--- Requirement ---
Find the lines in these entries that include the word "Rechtmäßigkeit" and state how many there are, with no other words.

Provided data Start Marker

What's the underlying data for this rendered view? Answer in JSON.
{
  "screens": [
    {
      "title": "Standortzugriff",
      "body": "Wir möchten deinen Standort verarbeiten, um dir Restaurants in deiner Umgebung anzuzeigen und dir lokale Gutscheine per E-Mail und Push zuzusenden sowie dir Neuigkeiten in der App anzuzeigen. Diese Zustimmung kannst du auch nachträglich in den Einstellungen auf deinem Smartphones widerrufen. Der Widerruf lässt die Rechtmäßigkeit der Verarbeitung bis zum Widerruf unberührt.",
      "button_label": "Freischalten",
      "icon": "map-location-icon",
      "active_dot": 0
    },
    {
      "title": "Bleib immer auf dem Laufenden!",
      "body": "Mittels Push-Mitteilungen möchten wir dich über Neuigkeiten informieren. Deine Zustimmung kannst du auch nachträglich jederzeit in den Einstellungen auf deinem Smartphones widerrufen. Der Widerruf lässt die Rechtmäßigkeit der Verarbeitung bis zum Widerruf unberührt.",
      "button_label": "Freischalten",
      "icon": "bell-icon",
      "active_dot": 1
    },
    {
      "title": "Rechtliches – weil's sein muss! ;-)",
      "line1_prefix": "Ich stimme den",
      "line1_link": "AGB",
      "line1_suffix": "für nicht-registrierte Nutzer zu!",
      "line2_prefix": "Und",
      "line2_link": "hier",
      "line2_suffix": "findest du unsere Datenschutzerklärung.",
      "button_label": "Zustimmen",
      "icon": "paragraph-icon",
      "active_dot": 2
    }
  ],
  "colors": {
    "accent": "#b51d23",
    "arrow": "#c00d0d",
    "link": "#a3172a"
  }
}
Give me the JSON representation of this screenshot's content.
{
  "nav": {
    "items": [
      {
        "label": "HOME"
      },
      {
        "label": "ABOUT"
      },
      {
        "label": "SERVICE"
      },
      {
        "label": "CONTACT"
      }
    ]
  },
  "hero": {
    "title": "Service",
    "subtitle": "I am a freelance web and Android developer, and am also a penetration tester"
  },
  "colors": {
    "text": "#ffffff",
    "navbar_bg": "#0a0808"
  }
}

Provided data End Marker

--- Exercise response ---
2